[NFL Game Pass]
[NFL Game Pass]

Pederson kept calling the play even after Wentz suffered a season-ending knee injury in December. Late in the NFC championship game, Nick Foles threaded a pass through the Vikings defense to Jeffery for another touchdown.

When the Eagles are inside the 10-yard line Sunday, keep tabs on Ertz and Clement, but most of all, be on the lookout for Mario.

• • •

What to watch for: Eagles play calls on third down

You already know about the Eagles’ aggressiveness in fourth-and-short situations last season. Why, though, were they in those situations so often? It wasn’t merely chance. It was partly the result of unconventional play calls on third down. In the first three quarters, they ran the ball on third down 23.8 percent of the time, the third-highest rate in the NFL. Three out of every four times, they either gained enough for a first down or came within a yard of one.

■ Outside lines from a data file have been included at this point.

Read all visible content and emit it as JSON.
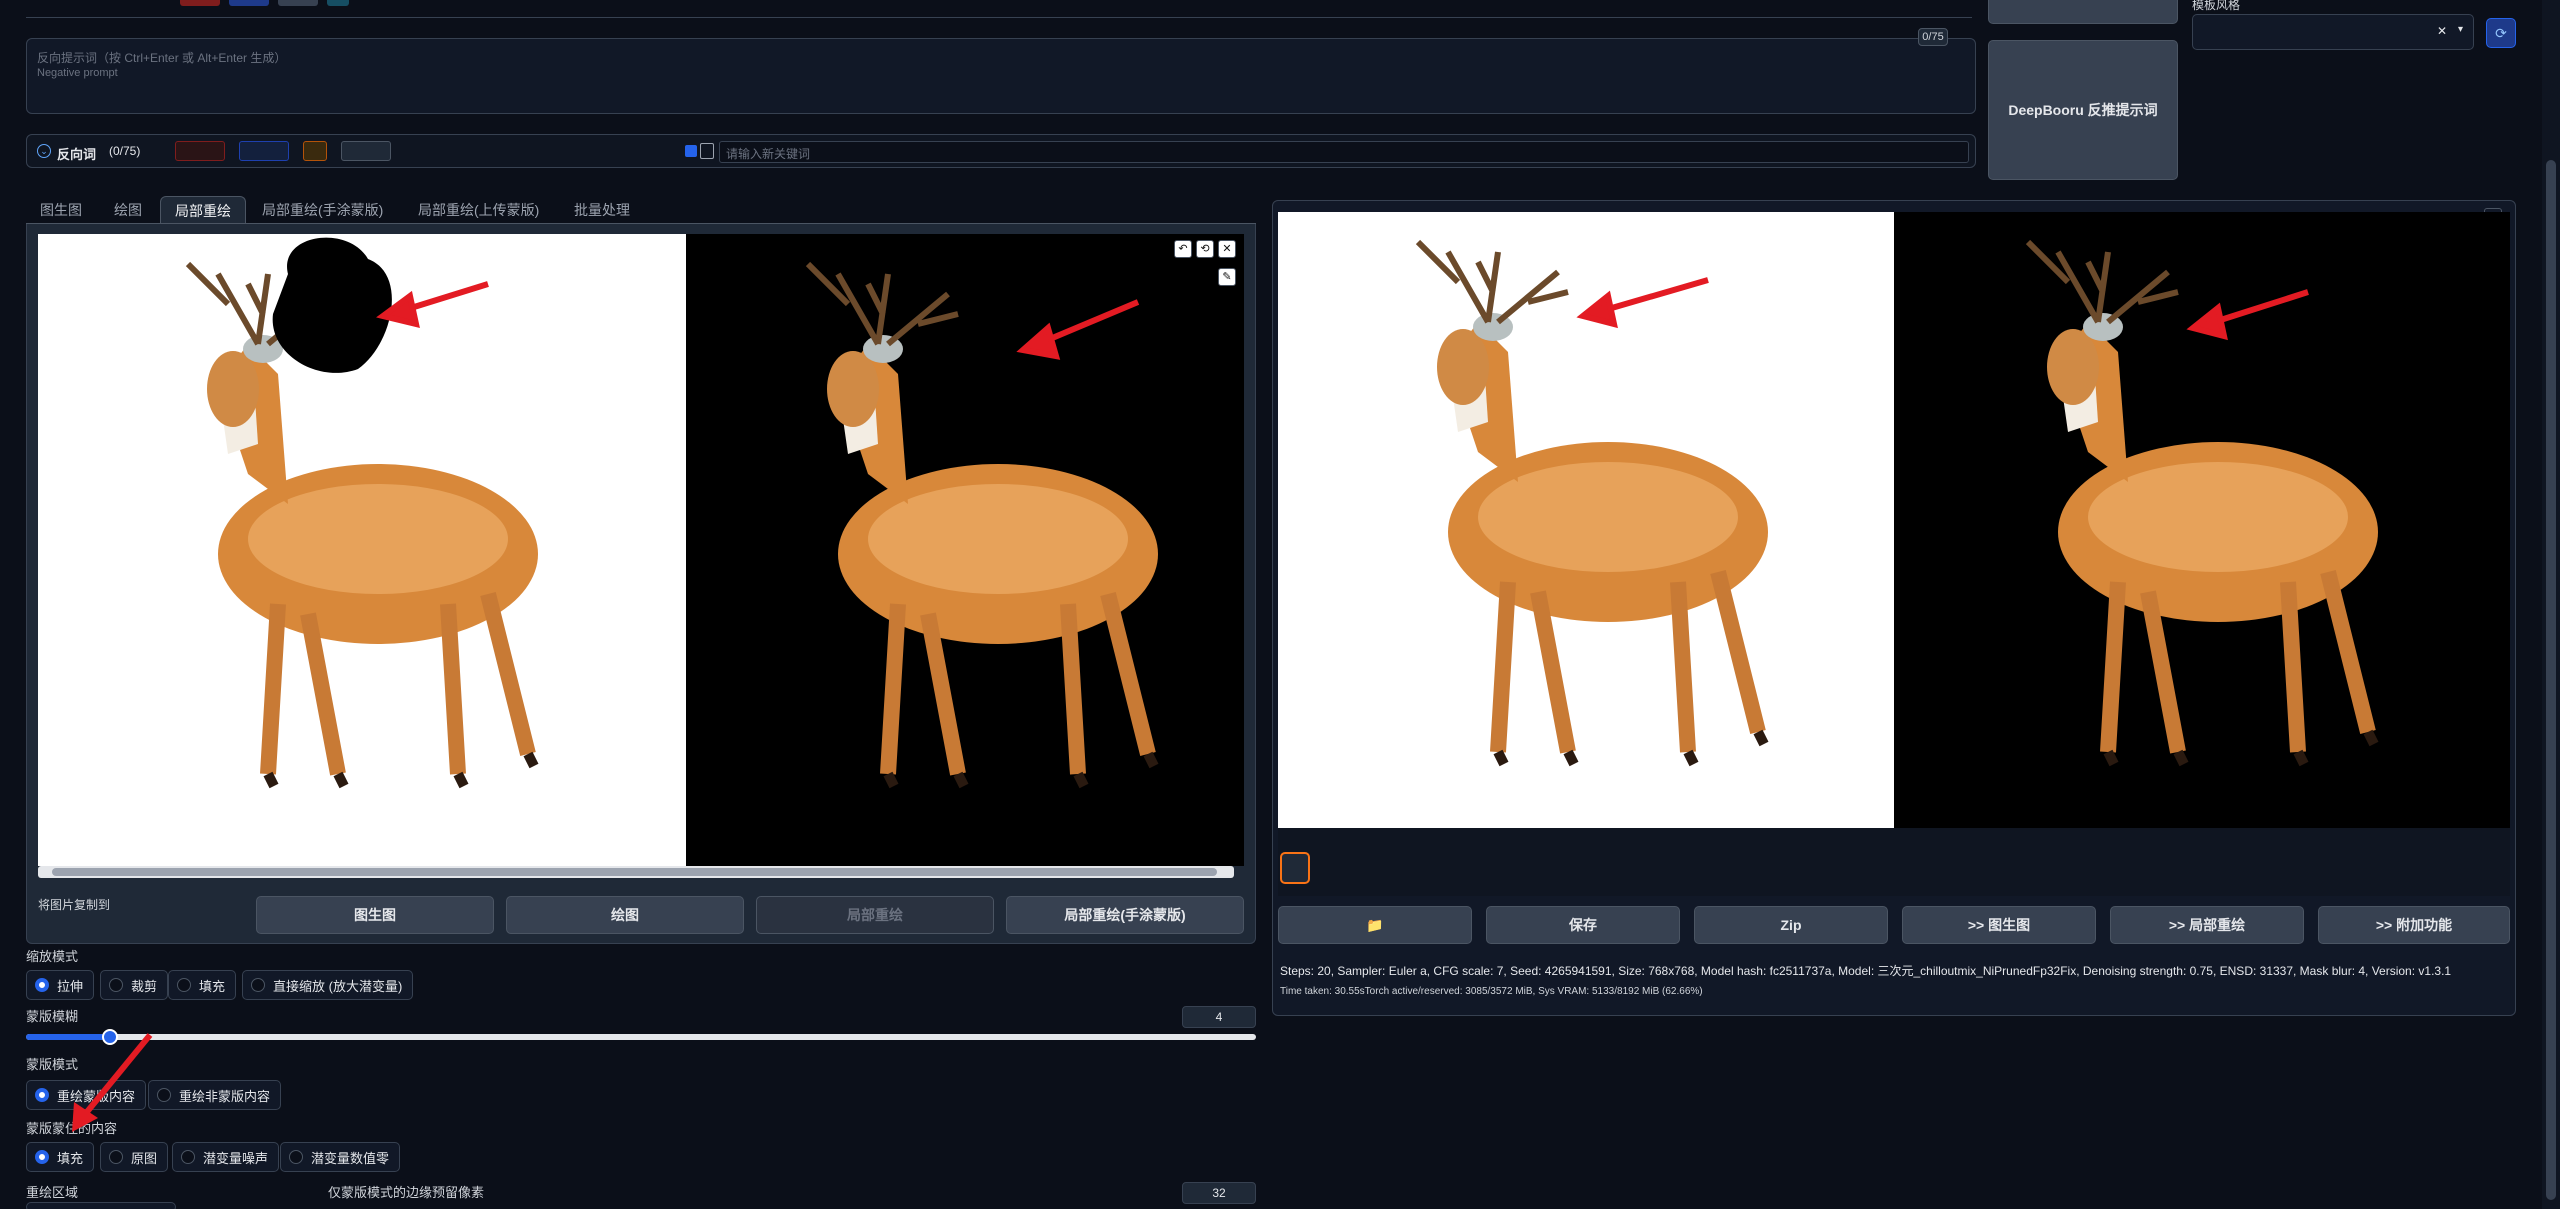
{
  "top": {
    "neg_placeholder": "反向提示词（按 Ctrl+Enter 或 Alt+Enter 生成）",
    "neg_placeholder_en": "Negative prompt",
    "neg_counter": "0/75",
    "deepbooru_label": "DeepBooru 反推提示词",
    "style_label": "模板风格",
    "style_clear": "✕",
    "neg_section_label": "反向词",
    "neg_section_count": "(0/75)",
    "keyword_placeholder": "请输入新关键词"
  },
  "tabs": [
    {
      "label": "图生图"
    },
    {
      "label": "绘图"
    },
    {
      "label": "局部重绘"
    },
    {
      "label": "局部重绘(手涂蒙版)"
    },
    {
      "label": "局部重绘(上传蒙版)"
    },
    {
      "label": "批量处理"
    }
  ],
  "copy_to": {
    "label": "将图片复制到",
    "buttons": [
      "图生图",
      "绘图",
      "局部重绘",
      "局部重绘(手涂蒙版)"
    ]
  },
  "resize_mode": {
    "label": "缩放模式",
    "options": [
      "拉伸",
      "裁剪",
      "填充",
      "直接缩放 (放大潜变量)"
    ],
    "selected": "拉伸"
  },
  "mask_blur": {
    "label": "蒙版模糊",
    "value": "4",
    "fraction": 0.068
  },
  "mask_mode": {
    "label": "蒙版模式",
    "options": [
      "重绘蒙版内容",
      "重绘非蒙版内容"
    ],
    "selected": "重绘蒙版内容"
  },
  "masked_content": {
    "label": "蒙版蒙住的内容",
    "options": [
      "填充",
      "原图",
      "潜变量噪声",
      "潜变量数值零"
    ],
    "selected": "填充"
  },
  "inpaint_area": {
    "label": "重绘区域"
  },
  "only_masked_padding": {
    "label": "仅蒙版模式的边缘预留像素",
    "value": "32"
  },
  "output_buttons": [
    "📁",
    "保存",
    "Zip",
    ">> 图生图",
    ">> 局部重绘",
    ">> 附加功能"
  ],
  "generation_info": "Steps: 20, Sampler: Euler a, CFG scale: 7, Seed: 4265941591, Size: 768x768, Model hash: fc2511737a, Model: 三次元_chilloutmix_NiPrunedFp32Fix, Denoising strength: 0.75, ENSD: 31337, Mask blur: 4, Version: v1.3.1",
  "time_info": "Time taken: 30.55sTorch active/reserved: 3085/3572 MiB, Sys VRAM: 5133/8192 MiB (62.66%)",
  "colors": {
    "accent": "#2563eb",
    "bg": "#0b0f19",
    "panel": "#1f2937",
    "arrow": "#e31b23"
  }
}
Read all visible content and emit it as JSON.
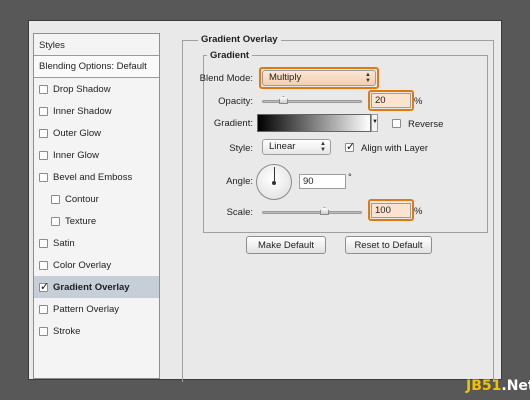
{
  "styles_panel": {
    "title": "Styles",
    "blending_options": "Blending Options: Default",
    "items": [
      {
        "label": "Drop Shadow",
        "checked": false,
        "indent": false,
        "selected": false
      },
      {
        "label": "Inner Shadow",
        "checked": false,
        "indent": false,
        "selected": false
      },
      {
        "label": "Outer Glow",
        "checked": false,
        "indent": false,
        "selected": false
      },
      {
        "label": "Inner Glow",
        "checked": false,
        "indent": false,
        "selected": false
      },
      {
        "label": "Bevel and Emboss",
        "checked": false,
        "indent": false,
        "selected": false
      },
      {
        "label": "Contour",
        "checked": false,
        "indent": true,
        "selected": false
      },
      {
        "label": "Texture",
        "checked": false,
        "indent": true,
        "selected": false
      },
      {
        "label": "Satin",
        "checked": false,
        "indent": false,
        "selected": false
      },
      {
        "label": "Color Overlay",
        "checked": false,
        "indent": false,
        "selected": false
      },
      {
        "label": "Gradient Overlay",
        "checked": true,
        "indent": false,
        "selected": true
      },
      {
        "label": "Pattern Overlay",
        "checked": false,
        "indent": false,
        "selected": false
      },
      {
        "label": "Stroke",
        "checked": false,
        "indent": false,
        "selected": false
      }
    ]
  },
  "gradient_overlay": {
    "section_title": "Gradient Overlay",
    "subsection_title": "Gradient",
    "blend_mode_label": "Blend Mode:",
    "blend_mode_value": "Multiply",
    "opacity_label": "Opacity:",
    "opacity_value": "20",
    "opacity_unit": "%",
    "gradient_label": "Gradient:",
    "gradient_start_color": "#000000",
    "gradient_end_color": "#ffffff",
    "reverse_label": "Reverse",
    "reverse_checked": false,
    "style_label": "Style:",
    "style_value": "Linear",
    "align_label": "Align with Layer",
    "align_checked": true,
    "angle_label": "Angle:",
    "angle_value": "90",
    "angle_unit": "°",
    "scale_label": "Scale:",
    "scale_value": "100",
    "scale_unit": "%",
    "make_default": "Make Default",
    "reset_default": "Reset to Default"
  },
  "highlight_color": "#e07a10",
  "watermark": {
    "prefix": "JB51",
    "suffix": ".Net"
  }
}
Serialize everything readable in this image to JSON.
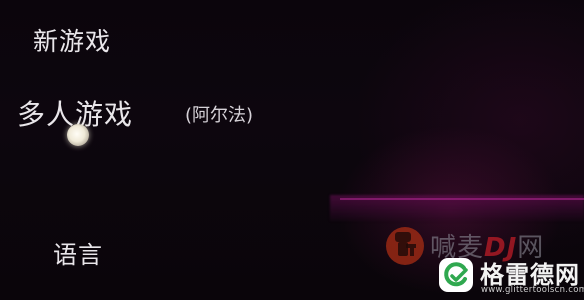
{
  "menu": {
    "new_game": "新游戏",
    "multiplayer": "多人游戏",
    "multiplayer_tag": "(阿尔法)",
    "language": "语言"
  },
  "watermarks": {
    "brand_a": {
      "text_main": "喊麦",
      "text_accent": "DJ",
      "text_tail": "网"
    },
    "brand_b": {
      "title": "格雷德网",
      "url": "www.glittertoolscn.com",
      "icon": "g-check-logo-icon"
    }
  },
  "colors": {
    "background": "#0a040b",
    "menu_text": "#e9e6ea",
    "shelf_glow": "#6e0f5a"
  }
}
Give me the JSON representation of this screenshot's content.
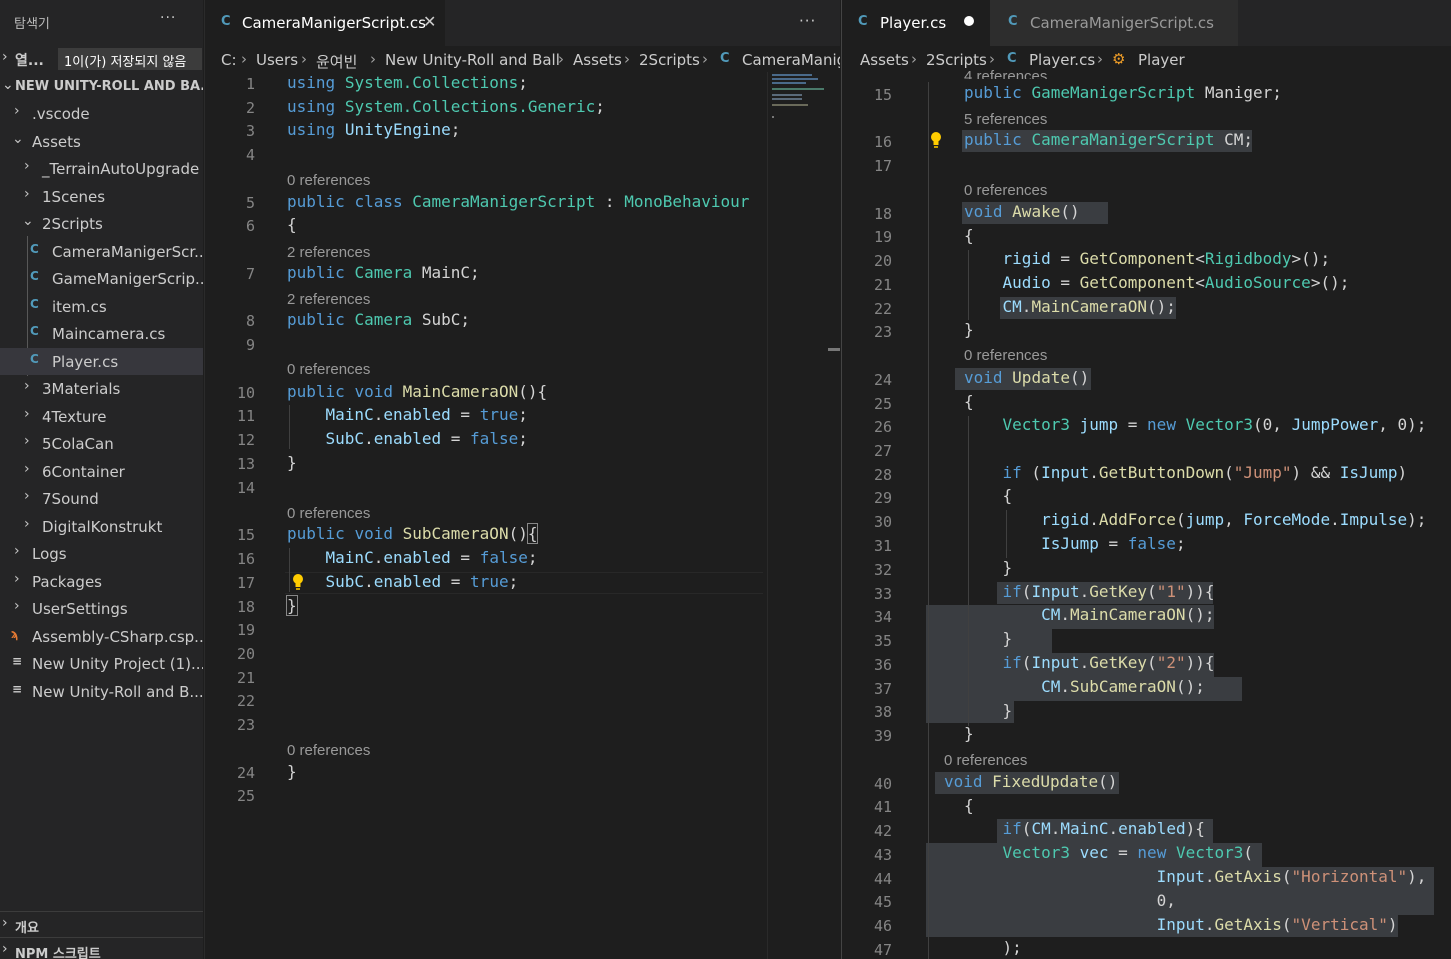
{
  "sidebar": {
    "title": "탐색기",
    "more": "···",
    "open_editors": {
      "label": "열...",
      "badge": "1이(가) 저장되지 않음"
    },
    "project": "NEW UNITY-ROLL AND BA...",
    "tree": [
      {
        "label": ".vscode"
      },
      {
        "label": "Assets"
      },
      {
        "label": "_TerrainAutoUpgrade"
      },
      {
        "label": "1Scenes"
      },
      {
        "label": "2Scripts"
      },
      {
        "label": "CameraManigerScr..."
      },
      {
        "label": "GameManigerScrip..."
      },
      {
        "label": "item.cs"
      },
      {
        "label": "Maincamera.cs"
      },
      {
        "label": "Player.cs"
      },
      {
        "label": "3Materials"
      },
      {
        "label": "4Texture"
      },
      {
        "label": "5ColaCan"
      },
      {
        "label": "6Container"
      },
      {
        "label": "7Sound"
      },
      {
        "label": "DigitalKonstrukt"
      },
      {
        "label": "Logs"
      },
      {
        "label": "Packages"
      },
      {
        "label": "UserSettings"
      },
      {
        "label": "Assembly-CSharp.csp..."
      },
      {
        "label": "New Unity Project (1)...."
      },
      {
        "label": "New Unity-Roll and B..."
      }
    ],
    "outline": "개요",
    "npm": "NPM 스크립트"
  },
  "left": {
    "tab": {
      "name": "CameraManigerScript.cs"
    },
    "more": "···",
    "breadcrumb": [
      "C:",
      "Users",
      "윤여빈",
      "New Unity-Roll and Ball",
      "Assets",
      "2Scripts",
      "CameraManig"
    ]
  },
  "right": {
    "tabs": [
      {
        "name": "Player.cs"
      },
      {
        "name": "CameraManigerScript.cs"
      }
    ],
    "breadcrumb": [
      "Assets",
      "2Scripts",
      "Player.cs",
      "Player"
    ]
  },
  "lens": {
    "zero": "0 references",
    "two": "2 references",
    "four": "4 references",
    "five": "5 references"
  },
  "icons": {
    "csharp": "C#",
    "lightbulb": "lightbulb-icon",
    "chevron": "chevron-icon",
    "rss": "rss-icon",
    "file": "file-icon",
    "close": "close-icon"
  },
  "colors": {
    "keyword": "#569cd6",
    "type": "#4ec9b0",
    "variable": "#9cdcfe",
    "function": "#dcdcaa",
    "string": "#ce9178",
    "csharp_icon": "#519aba"
  }
}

Run plays on third down, 2017 (excluding fourth quarter)
Team Run % Yards/att First down %
1. Colts 29.3% 4.1 54.2%
2. Bills 28.2% 7.2 64.0%
3. Eagles 23.8% 5.0 47.5%
4. Browns 22.9% 7.1 68.6%
5. Broncos 22.5% 5.0 63.4%
27. Bucs 13.5% 4.2 70.0%

RELATED STORY: Doug Pederson is fearless on fourth down. Will other coaches follow suit?

• • •

Key matchups

Bucs receivers Mike Evans and DeSean Jackson vs. Eagles cornerback Jalen Mills: Mills flourished during the Eagles’ playoff run last season. When quarterbacks targeted receivers in his coverage, they completed only six of 18 passes. His best performance might have come in the divisional round against the Falcons, when he allowed only one catch for 12 yards and prevented Julio Jones from catching a potential game-winning touchdown pass in the final seconds.

[NFL Game Pass]
[NFL Game Pass]

He did, however, allow nine touchdowns during the regular season, most among cornerbacks, and was vulnerable to double moves.

Even with Ryan Fitzpatrick filling in for Jameis Winston against the Saints last week, the Bucs took several deep shots. The aggressiveness paid off, as Fitzpatrick connected on 4 of 5 passes that traveled at least 20 yards downfield, three of which resulted in touchdowns. Jackson, who is listed as questionable as he recovers from a concussion and a shoulder injury, hauled in two and Evans caught the other. If the pass protection can hold off the Eagles pass rush, expect Fitzpatrick to test Mills deep.

Bucs linebackers vs. Eagles running back Corey Clement: During the regular season, the Eagles targeted their running backs, on average, four or five times a game. It wasn’t until the postseason that they became a greater focus in the team’s passing attack. That trend has continued into this season, especially in the absence of receivers Alshon Jeffery and Mack Hollins.

Darren Sproles saw seven targets in the opener against the Falcons, but he’ll miss Sunday’s game because of a hamstring injury, which means the Eagles are likely to turn to Clement. An undrafted free agent out of Wisconsin, Clement was one of the best players on the field during the Super Bowl, catching four of five targets for 100 yards and a touchdown.

The Eagles will want Foles to get in a rhythm early, so look for them to call quick-pass concepts that get Clement isolated against a linebacker, either Kwon Alexander or Lavonte David. In Week 1, Alexander and David struggled in coverage against Alvin Kamara, allowing the Saints running back to catch all six of his targets for 81 yards and a touchdown.

• • •


This matchup is a lot more even than it looked when the NFL released its schedule in April. If you squint hard enough and look at it just right, you can make a case for the Bucs. The Eagles won’t have Carson Wentz. They won’t have Alshon Jeffery. They won’t have Darren Sproles.

Here’s what they will have, though: arguably the best offensive and defensive lines in football. The Fitzmagic run was fun, but a reality check is coming. The pick: Eagles 33, Bucs 21.

Statistics in this report are from Football Outsiders, Pro Football Focus and Pro Football Reference. Contact Thomas Bassinger at Follow @tometrics.